> [Instructions to follow] In the data below, how many lines include the word "JSON"? Give only the number.

> [Records from a dataset]
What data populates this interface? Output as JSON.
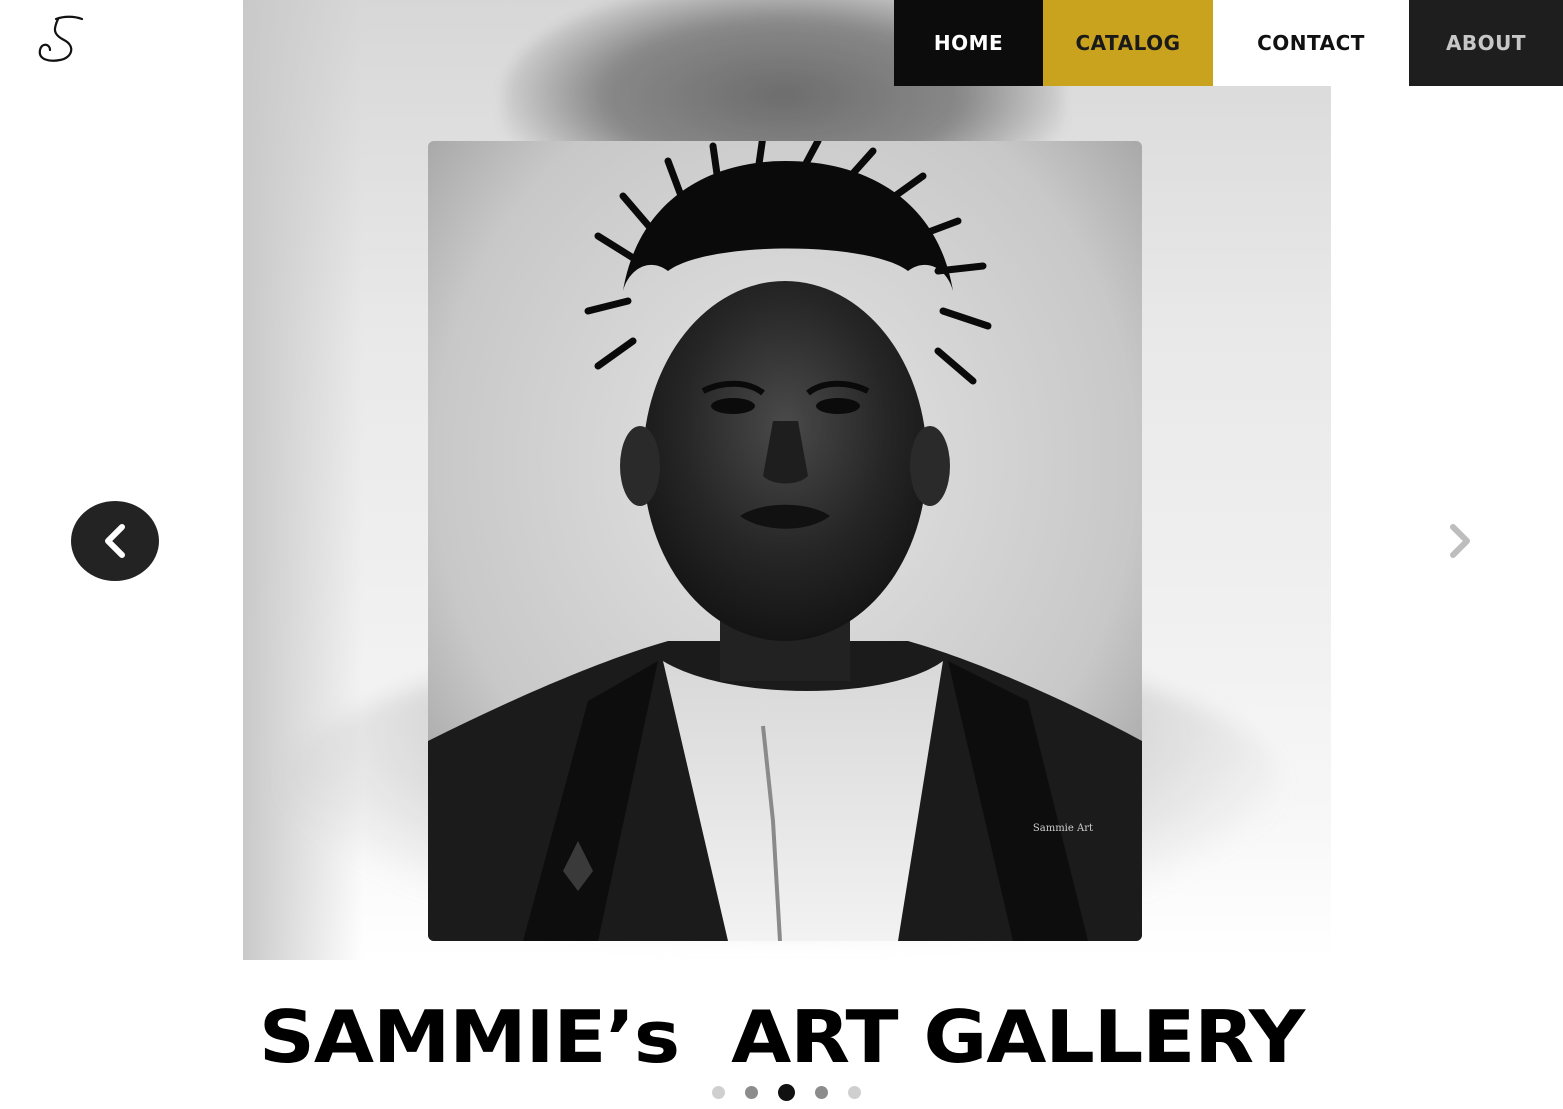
{
  "brand": {
    "logo_icon": "script-s-logo-icon"
  },
  "nav": {
    "items": [
      {
        "label": "HOME"
      },
      {
        "label": "CATALOG"
      },
      {
        "label": "CONTACT"
      },
      {
        "label": "ABOUT"
      }
    ]
  },
  "carousel": {
    "prev_icon": "chevron-left-icon",
    "next_icon": "chevron-right-icon",
    "artwork_signature": "Sammie Art",
    "dots": {
      "count": 5,
      "active_index": 2
    }
  },
  "hero": {
    "title": "SAMMIE’s  ART GALLERY"
  },
  "colors": {
    "accent": "#c9a21e",
    "nav_dark": "#0c0c0c",
    "about_bg": "#1e1e1e",
    "arrow_bg": "#232323"
  }
}
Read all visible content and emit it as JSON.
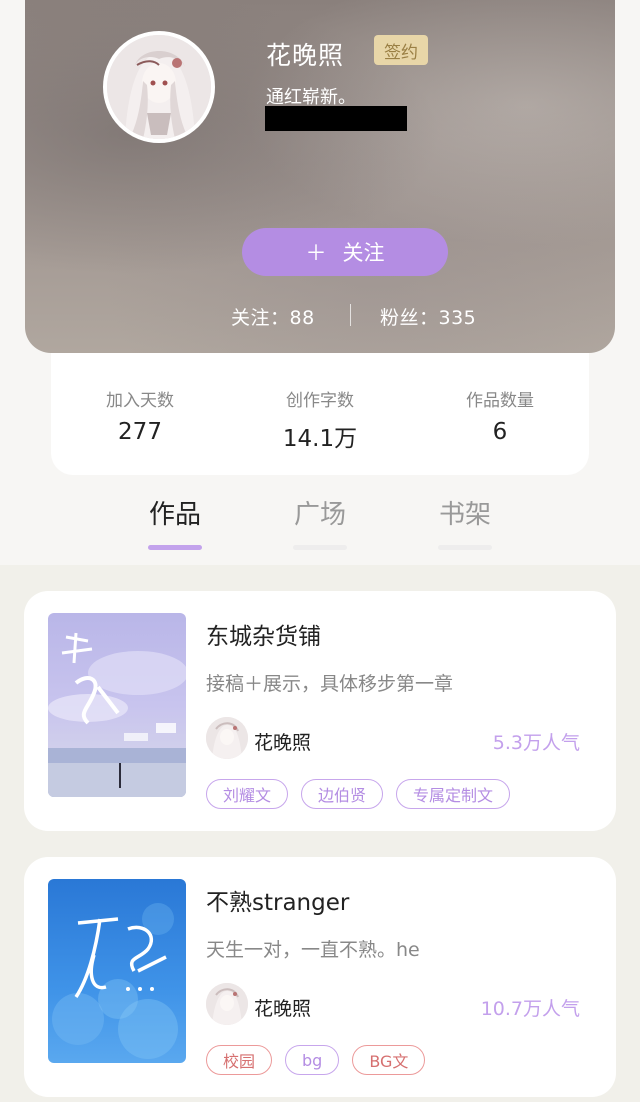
{
  "profile": {
    "name": "花晚照",
    "sign_badge": "签约",
    "bio": "通红崭新。",
    "follow_button": "关注",
    "follow_icon": "plus-icon",
    "following_label": "关注：88",
    "fans_label": "粉丝：335"
  },
  "stats": [
    {
      "label": "加入天数",
      "value": "277"
    },
    {
      "label": "创作字数",
      "value": "14.1万"
    },
    {
      "label": "作品数量",
      "value": "6"
    }
  ],
  "tabs": [
    {
      "label": "作品",
      "active": true
    },
    {
      "label": "广场",
      "active": false
    },
    {
      "label": "书架",
      "active": false
    }
  ],
  "books": [
    {
      "title": "东城杂货铺",
      "desc": "接稿＋展示，具体移步第一章",
      "author": "花晚照",
      "popularity": "5.3万人气",
      "tags": [
        "刘耀文",
        "边伯贤",
        "专属定制文"
      ]
    },
    {
      "title": "不熟stranger",
      "desc": "天生一对，一直不熟。he",
      "author": "花晚照",
      "popularity": "10.7万人气",
      "tags": [
        "校园",
        "bg",
        "BG文"
      ]
    }
  ],
  "colors": {
    "accent": "#b48de3",
    "tag_red": "#d67070",
    "sign_badge_bg": "#e8d6a8"
  }
}
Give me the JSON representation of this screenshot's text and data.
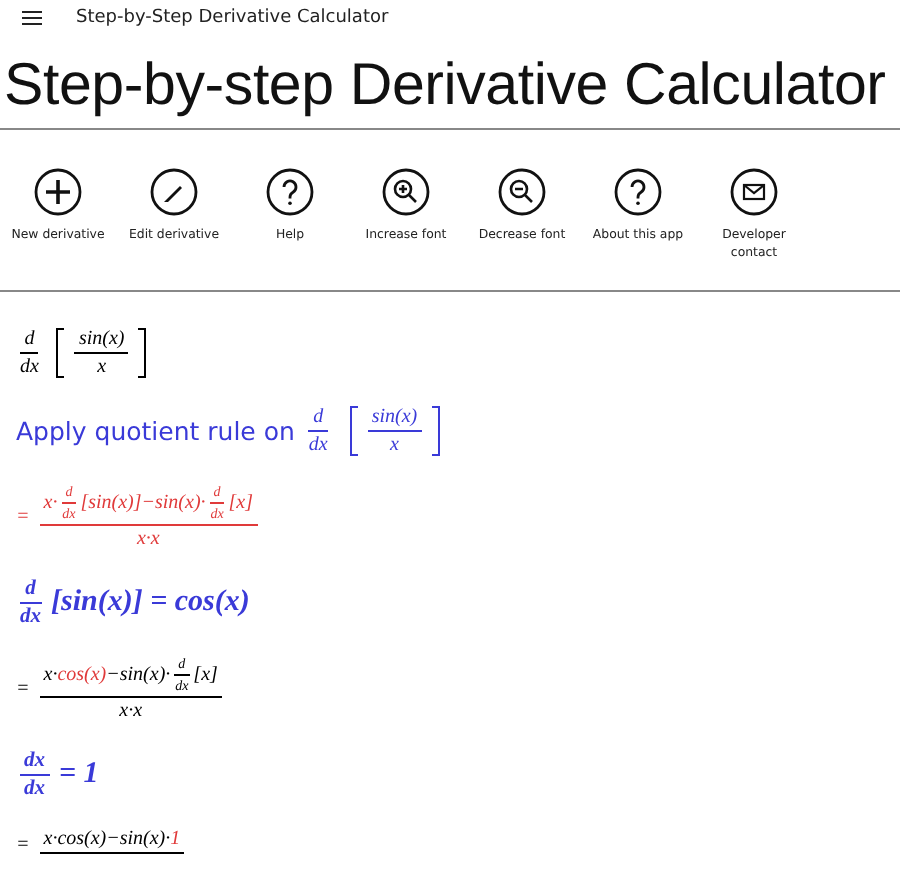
{
  "titlebar": {
    "title": "Step-by-Step Derivative Calculator"
  },
  "heading": "Step-by-step Derivative Calculator",
  "toolbar": [
    {
      "kind": "plus",
      "label": "New derivative"
    },
    {
      "kind": "pencil",
      "label": "Edit derivative"
    },
    {
      "kind": "question",
      "label": "Help"
    },
    {
      "kind": "zoom-in",
      "label": "Increase font"
    },
    {
      "kind": "zoom-out",
      "label": "Decrease font"
    },
    {
      "kind": "question",
      "label": "About this app"
    },
    {
      "kind": "mail",
      "label": "Developer contact"
    }
  ],
  "steps": [
    {
      "kind": "expr",
      "color": "#000000",
      "parts": [
        {
          "kind": "frac",
          "num": [
            {
              "kind": "text",
              "text": "d"
            }
          ],
          "den": [
            {
              "kind": "text",
              "text": "dx"
            }
          ]
        },
        {
          "kind": "brack",
          "body": [
            {
              "kind": "frac",
              "num": [
                {
                  "kind": "text",
                  "text": "sin(x)"
                }
              ],
              "den": [
                {
                  "kind": "text",
                  "text": "x"
                }
              ]
            }
          ]
        }
      ]
    },
    {
      "kind": "note",
      "color": "#3a3ad8",
      "parts": [
        {
          "kind": "label",
          "text": "Apply quotient rule on"
        },
        {
          "kind": "frac",
          "num": [
            {
              "kind": "text",
              "text": "d"
            }
          ],
          "den": [
            {
              "kind": "text",
              "text": "dx"
            }
          ]
        },
        {
          "kind": "brack",
          "body": [
            {
              "kind": "frac",
              "num": [
                {
                  "kind": "text",
                  "text": "sin(x)"
                }
              ],
              "den": [
                {
                  "kind": "text",
                  "text": "x"
                }
              ]
            }
          ]
        }
      ]
    },
    {
      "kind": "expr",
      "color": "#e03a3a",
      "parts": [
        {
          "kind": "text",
          "text": "="
        },
        {
          "kind": "frac",
          "num": [
            {
              "kind": "text",
              "text": "x·"
            },
            {
              "kind": "frac",
              "num": [
                {
                  "kind": "text",
                  "text": "d"
                }
              ],
              "den": [
                {
                  "kind": "text",
                  "text": "dx"
                }
              ]
            },
            {
              "kind": "text",
              "text": "[sin(x)]−sin(x)·"
            },
            {
              "kind": "frac",
              "num": [
                {
                  "kind": "text",
                  "text": "d"
                }
              ],
              "den": [
                {
                  "kind": "text",
                  "text": "dx"
                }
              ]
            },
            {
              "kind": "text",
              "text": "[x]"
            }
          ],
          "den": [
            {
              "kind": "text",
              "text": "x·x"
            }
          ]
        }
      ]
    },
    {
      "kind": "result",
      "color": "#3a3ad8",
      "parts": [
        {
          "kind": "frac",
          "num": [
            {
              "kind": "text",
              "text": "d"
            }
          ],
          "den": [
            {
              "kind": "text",
              "text": "dx"
            }
          ]
        },
        {
          "kind": "text",
          "text": "[sin(x)] = cos(x)"
        }
      ]
    },
    {
      "kind": "expr",
      "color": "#000000",
      "parts": [
        {
          "kind": "text",
          "text": "="
        },
        {
          "kind": "frac",
          "num": [
            {
              "kind": "text",
              "text": "x·"
            },
            {
              "kind": "text",
              "text": "cos(x)",
              "highlight": true
            },
            {
              "kind": "text",
              "text": "−sin(x)·"
            },
            {
              "kind": "frac",
              "num": [
                {
                  "kind": "text",
                  "text": "d"
                }
              ],
              "den": [
                {
                  "kind": "text",
                  "text": "dx"
                }
              ]
            },
            {
              "kind": "text",
              "text": "[x]"
            }
          ],
          "den": [
            {
              "kind": "text",
              "text": "x·x"
            }
          ]
        }
      ]
    },
    {
      "kind": "result",
      "color": "#3a3ad8",
      "parts": [
        {
          "kind": "frac",
          "num": [
            {
              "kind": "text",
              "text": "dx"
            }
          ],
          "den": [
            {
              "kind": "text",
              "text": "dx"
            }
          ]
        },
        {
          "kind": "text",
          "text": "= 1"
        }
      ]
    },
    {
      "kind": "expr",
      "color": "#000000",
      "parts": [
        {
          "kind": "text",
          "text": "="
        },
        {
          "kind": "frac",
          "num": [
            {
              "kind": "text",
              "text": "x·cos(x)−sin(x)·"
            },
            {
              "kind": "text",
              "text": "1",
              "highlight": true
            }
          ]
        }
      ]
    }
  ]
}
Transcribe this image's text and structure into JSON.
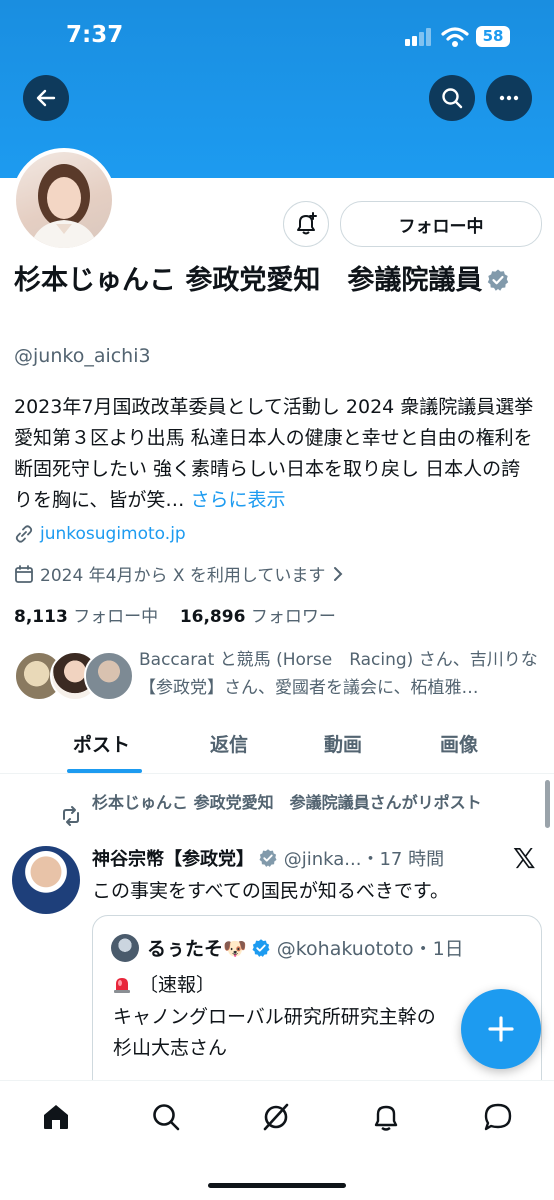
{
  "status_bar": {
    "time": "7:37",
    "battery": "58"
  },
  "profile": {
    "display_name": "杉本じゅんこ 参政党愛知　参議院議員",
    "handle": "@junko_aichi3",
    "follow_button_label": "フォロー中",
    "bio": "2023年7月国政改革委員として活動し 2024 衆議院議員選挙愛知第３区より出馬 私達日本人の健康と幸せと自由の権利を断固死守したい 強く素晴らしい日本を取り戻し 日本人の誇りを胸に、皆が笑…",
    "bio_more": "さらに表示",
    "website": "junkosugimoto.jp",
    "joined": "2024 年4月から X を利用しています",
    "following_count": "8,113",
    "following_label": "フォロー中",
    "followers_count": "16,896",
    "followers_label": "フォロワー",
    "followed_by_text": "Baccarat と競馬 (Horse　Racing) さん、吉川りな【参政党】さん、愛國者を議会に、柘植雅…"
  },
  "tabs": [
    {
      "label": "ポスト",
      "active": true
    },
    {
      "label": "返信",
      "active": false
    },
    {
      "label": "動画",
      "active": false
    },
    {
      "label": "画像",
      "active": false
    }
  ],
  "post": {
    "repost_note": "杉本じゅんこ 参政党愛知　参議院議員さんがリポスト",
    "author_name": "神谷宗幣【参政党】",
    "author_handle_meta": "@jinka...・17 時間",
    "text": "この事実をすべての国民が知るべきです。",
    "quote": {
      "author_name": "るぅたそ🐶",
      "author_handle_meta": "@kohakuototo・1日",
      "line1": "〔速報〕",
      "line2": "キャノングローバル研究所研究主幹の",
      "line3": "杉山大志さん"
    }
  },
  "icons": {
    "back": "arrow-left-icon",
    "search": "search-icon",
    "more": "more-horizontal-icon",
    "notify": "bell-plus-icon",
    "verified": "verified-badge-icon",
    "link": "link-icon",
    "calendar": "calendar-icon",
    "repost": "repost-icon",
    "compose": "plus-icon"
  },
  "colors": {
    "accent": "#1d9bf0",
    "text": "#0f1419",
    "muted": "#536471"
  }
}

> [Solution below] 4